- Gloves (if seasonally appropriate)
- Thermal base layer
- Cargo pants (1 in the bag 1 on your body)
- T-Shirts (2 in the bag 1 on your body)
- Fleece or synthetic long sleeve shirt
- Cotton long sleeve (1 in the bag 1 on your body)
- Rain outerwear
- Pre-filled water bottles of your choice (2 qt.)
- Water purifier tablets
- Water filter or purifier system (like Katadyn Pocket)
- Disposable lighters (at least 6)
- Fire Steel (2) or waterproof matches (plenty)
- Fire Starter (like Firepaste, Ignite-o, or Vaseline soaked cotton balls)
- Multi-purpose knife or utility tool
- MREs and/or freeze-dried meals (at least 3-days, as many as you have space for)
- Energy Bars (as many as you can)
- Regional guide to edible plants
- Stove and fuel (if needed)
- Cooking pot with lid (preferably lockable)
- Multi-utensil tool or spork

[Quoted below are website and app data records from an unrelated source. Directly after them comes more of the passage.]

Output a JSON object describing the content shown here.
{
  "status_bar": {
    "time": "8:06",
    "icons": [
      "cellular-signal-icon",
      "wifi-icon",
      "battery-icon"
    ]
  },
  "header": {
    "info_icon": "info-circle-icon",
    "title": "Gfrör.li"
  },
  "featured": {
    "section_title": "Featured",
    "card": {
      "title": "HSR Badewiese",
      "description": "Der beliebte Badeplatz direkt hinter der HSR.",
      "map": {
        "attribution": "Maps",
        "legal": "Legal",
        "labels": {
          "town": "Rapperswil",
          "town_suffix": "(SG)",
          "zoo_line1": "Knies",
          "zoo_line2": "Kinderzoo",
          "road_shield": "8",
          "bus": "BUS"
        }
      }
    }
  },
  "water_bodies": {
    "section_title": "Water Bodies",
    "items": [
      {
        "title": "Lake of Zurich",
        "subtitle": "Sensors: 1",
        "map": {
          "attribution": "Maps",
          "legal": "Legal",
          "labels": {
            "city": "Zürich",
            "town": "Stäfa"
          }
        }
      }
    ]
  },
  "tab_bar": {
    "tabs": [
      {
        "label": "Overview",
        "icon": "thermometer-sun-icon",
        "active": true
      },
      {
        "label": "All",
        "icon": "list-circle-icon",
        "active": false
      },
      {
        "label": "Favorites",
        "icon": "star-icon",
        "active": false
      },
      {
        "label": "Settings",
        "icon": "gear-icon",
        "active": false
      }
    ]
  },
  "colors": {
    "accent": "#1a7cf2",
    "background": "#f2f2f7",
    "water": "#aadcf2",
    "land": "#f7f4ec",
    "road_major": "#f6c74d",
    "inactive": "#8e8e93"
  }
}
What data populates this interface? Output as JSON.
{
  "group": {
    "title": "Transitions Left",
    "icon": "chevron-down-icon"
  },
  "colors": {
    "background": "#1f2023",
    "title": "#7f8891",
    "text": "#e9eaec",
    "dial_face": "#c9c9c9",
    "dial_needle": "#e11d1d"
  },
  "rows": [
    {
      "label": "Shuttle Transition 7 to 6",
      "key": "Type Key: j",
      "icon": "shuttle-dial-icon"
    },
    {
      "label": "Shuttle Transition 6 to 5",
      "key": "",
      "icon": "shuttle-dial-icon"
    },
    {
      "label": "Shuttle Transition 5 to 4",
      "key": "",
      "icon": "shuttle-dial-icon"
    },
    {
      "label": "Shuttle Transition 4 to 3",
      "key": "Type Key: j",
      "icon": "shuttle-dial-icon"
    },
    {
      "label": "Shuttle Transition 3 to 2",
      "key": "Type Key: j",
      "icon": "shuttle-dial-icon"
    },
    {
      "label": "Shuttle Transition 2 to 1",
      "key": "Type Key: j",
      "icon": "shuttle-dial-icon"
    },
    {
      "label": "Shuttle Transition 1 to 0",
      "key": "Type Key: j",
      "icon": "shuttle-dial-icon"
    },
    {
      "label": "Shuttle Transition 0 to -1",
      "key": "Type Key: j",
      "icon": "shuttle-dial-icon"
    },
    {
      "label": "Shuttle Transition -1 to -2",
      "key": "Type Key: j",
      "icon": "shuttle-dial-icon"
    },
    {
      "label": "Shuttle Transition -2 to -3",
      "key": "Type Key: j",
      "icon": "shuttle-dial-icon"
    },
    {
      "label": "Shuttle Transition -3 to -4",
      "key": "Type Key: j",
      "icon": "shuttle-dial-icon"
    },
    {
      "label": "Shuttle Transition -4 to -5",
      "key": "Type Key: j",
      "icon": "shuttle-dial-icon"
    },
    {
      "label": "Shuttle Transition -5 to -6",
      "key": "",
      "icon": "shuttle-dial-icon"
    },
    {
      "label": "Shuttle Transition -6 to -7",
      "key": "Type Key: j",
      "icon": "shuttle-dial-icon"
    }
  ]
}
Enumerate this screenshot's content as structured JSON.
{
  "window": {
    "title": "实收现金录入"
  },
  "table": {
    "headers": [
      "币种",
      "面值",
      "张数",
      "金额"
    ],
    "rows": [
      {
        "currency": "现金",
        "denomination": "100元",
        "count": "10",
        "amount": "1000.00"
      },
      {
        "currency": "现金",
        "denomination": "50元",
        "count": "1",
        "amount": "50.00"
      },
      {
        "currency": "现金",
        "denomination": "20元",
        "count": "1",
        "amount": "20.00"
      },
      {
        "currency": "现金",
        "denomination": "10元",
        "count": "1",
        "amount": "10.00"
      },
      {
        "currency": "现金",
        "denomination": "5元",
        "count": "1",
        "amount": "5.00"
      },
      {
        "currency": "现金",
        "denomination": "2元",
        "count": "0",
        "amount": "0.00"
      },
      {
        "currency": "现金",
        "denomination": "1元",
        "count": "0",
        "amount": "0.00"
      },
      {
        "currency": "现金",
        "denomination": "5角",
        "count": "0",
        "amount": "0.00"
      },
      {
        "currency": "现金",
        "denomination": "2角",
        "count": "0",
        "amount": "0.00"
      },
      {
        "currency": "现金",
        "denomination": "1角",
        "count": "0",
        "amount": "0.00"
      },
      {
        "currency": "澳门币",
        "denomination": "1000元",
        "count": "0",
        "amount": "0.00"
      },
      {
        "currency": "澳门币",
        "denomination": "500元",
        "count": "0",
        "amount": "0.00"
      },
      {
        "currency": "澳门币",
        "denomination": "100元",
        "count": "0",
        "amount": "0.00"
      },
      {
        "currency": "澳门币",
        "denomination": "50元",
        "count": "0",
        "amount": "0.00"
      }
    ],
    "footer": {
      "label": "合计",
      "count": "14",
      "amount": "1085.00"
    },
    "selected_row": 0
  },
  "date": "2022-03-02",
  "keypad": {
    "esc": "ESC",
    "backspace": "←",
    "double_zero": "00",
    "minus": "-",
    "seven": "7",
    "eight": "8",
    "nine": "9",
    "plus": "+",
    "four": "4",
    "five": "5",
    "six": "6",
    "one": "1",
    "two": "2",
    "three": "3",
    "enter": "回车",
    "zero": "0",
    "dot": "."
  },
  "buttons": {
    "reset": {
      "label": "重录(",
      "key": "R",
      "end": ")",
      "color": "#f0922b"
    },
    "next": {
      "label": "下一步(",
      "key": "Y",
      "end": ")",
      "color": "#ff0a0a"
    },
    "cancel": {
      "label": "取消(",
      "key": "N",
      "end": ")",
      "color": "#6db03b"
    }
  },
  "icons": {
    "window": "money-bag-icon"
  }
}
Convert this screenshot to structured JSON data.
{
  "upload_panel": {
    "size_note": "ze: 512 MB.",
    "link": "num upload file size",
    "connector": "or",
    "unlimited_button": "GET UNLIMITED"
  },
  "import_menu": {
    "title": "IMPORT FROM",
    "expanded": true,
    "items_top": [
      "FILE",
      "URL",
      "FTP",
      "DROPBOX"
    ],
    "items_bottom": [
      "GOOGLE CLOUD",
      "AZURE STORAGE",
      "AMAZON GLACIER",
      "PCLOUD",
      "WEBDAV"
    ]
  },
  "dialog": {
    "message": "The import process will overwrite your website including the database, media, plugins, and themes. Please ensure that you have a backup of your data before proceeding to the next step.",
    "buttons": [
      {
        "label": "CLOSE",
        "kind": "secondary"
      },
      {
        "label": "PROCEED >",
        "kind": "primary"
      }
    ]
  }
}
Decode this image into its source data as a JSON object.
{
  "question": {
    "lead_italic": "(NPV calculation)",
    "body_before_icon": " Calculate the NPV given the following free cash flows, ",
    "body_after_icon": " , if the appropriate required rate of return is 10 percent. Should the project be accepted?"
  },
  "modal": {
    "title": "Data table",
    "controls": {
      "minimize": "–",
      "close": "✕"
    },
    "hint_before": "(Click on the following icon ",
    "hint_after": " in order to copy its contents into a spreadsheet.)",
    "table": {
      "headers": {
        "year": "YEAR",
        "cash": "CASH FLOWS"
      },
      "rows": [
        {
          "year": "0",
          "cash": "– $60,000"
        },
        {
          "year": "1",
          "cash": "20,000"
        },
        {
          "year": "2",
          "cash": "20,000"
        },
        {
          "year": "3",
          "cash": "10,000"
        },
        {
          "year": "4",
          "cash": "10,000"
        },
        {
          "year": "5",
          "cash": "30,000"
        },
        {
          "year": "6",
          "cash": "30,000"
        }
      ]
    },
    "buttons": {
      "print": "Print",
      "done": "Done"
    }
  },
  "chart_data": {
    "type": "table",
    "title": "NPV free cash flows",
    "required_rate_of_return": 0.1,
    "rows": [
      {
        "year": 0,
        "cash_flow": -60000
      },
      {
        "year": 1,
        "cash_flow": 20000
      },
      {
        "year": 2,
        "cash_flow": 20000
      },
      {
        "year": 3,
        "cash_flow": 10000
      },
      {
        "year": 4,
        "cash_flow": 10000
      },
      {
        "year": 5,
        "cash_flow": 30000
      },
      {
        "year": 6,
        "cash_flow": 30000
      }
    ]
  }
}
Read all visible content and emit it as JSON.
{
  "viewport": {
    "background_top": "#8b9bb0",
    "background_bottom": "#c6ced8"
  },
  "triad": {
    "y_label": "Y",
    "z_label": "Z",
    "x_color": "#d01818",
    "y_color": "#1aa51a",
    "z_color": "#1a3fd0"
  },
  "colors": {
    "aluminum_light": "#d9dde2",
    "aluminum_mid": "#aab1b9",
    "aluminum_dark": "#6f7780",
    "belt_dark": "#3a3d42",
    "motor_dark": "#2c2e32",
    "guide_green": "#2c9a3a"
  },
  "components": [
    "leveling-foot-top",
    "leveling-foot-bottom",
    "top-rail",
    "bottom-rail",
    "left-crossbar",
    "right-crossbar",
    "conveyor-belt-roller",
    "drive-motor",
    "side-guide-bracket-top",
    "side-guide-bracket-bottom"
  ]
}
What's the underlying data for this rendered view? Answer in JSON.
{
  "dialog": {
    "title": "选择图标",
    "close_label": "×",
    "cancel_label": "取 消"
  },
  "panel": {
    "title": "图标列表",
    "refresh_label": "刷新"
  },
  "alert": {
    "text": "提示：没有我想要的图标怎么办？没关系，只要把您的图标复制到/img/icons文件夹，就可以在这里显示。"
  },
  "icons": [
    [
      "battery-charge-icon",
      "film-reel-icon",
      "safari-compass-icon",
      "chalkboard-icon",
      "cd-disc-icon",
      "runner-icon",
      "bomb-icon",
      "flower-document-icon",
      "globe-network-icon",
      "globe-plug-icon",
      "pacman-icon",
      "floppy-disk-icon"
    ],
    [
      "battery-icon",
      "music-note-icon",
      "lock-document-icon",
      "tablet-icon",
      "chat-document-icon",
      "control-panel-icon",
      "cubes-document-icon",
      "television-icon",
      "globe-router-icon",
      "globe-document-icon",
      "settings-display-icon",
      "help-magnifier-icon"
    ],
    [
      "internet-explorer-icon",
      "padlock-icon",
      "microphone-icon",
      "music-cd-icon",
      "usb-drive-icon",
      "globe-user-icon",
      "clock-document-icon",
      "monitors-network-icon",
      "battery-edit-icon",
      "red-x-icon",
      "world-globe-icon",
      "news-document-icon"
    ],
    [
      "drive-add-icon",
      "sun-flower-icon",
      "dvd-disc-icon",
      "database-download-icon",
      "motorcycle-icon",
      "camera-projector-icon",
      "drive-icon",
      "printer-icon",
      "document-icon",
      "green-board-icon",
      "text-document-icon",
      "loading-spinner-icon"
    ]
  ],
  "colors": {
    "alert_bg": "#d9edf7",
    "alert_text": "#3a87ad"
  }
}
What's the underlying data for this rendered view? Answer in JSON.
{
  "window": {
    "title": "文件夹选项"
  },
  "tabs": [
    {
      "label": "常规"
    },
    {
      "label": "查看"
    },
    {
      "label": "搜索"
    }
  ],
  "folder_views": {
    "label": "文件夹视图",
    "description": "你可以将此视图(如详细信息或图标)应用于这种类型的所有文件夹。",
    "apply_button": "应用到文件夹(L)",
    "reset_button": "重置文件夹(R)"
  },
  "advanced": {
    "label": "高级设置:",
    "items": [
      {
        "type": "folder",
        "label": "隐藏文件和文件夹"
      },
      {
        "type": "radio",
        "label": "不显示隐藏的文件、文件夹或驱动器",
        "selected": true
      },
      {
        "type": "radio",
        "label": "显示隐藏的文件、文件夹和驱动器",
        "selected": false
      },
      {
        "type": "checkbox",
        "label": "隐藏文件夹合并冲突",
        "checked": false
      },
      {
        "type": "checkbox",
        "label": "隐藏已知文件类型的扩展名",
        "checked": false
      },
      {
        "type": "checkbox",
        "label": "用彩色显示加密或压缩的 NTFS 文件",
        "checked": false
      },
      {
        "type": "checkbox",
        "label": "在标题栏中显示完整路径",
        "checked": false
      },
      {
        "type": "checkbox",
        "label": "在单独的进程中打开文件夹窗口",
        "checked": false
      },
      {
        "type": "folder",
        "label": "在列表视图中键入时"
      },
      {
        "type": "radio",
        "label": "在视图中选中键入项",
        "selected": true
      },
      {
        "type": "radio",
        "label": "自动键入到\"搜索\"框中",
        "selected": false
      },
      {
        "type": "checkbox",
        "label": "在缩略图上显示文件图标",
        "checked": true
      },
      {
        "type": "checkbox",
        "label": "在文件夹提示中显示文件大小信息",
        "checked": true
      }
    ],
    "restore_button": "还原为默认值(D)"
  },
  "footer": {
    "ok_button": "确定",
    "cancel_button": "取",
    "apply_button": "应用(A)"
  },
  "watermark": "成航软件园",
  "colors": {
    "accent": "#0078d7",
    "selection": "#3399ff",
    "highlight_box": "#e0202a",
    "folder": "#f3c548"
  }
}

Once you’ve covered the basics you can tweak your bug out bag to suit you and your family’s specific needs. Keep in mind, the bag is only as useful as the person carrying it so make sure you’re in the best shape you can be and that your training is up to snuff. Take a survival course to buff up your wilderness skills and talk to other survivalists and preppers to share information and ideas. It is also important to make sure your entire family or group is on the same page. Go over your bug out plan with your family and practice getting your gear and getting out quickly – just like a fire drill – so when the SHTF you’re ready!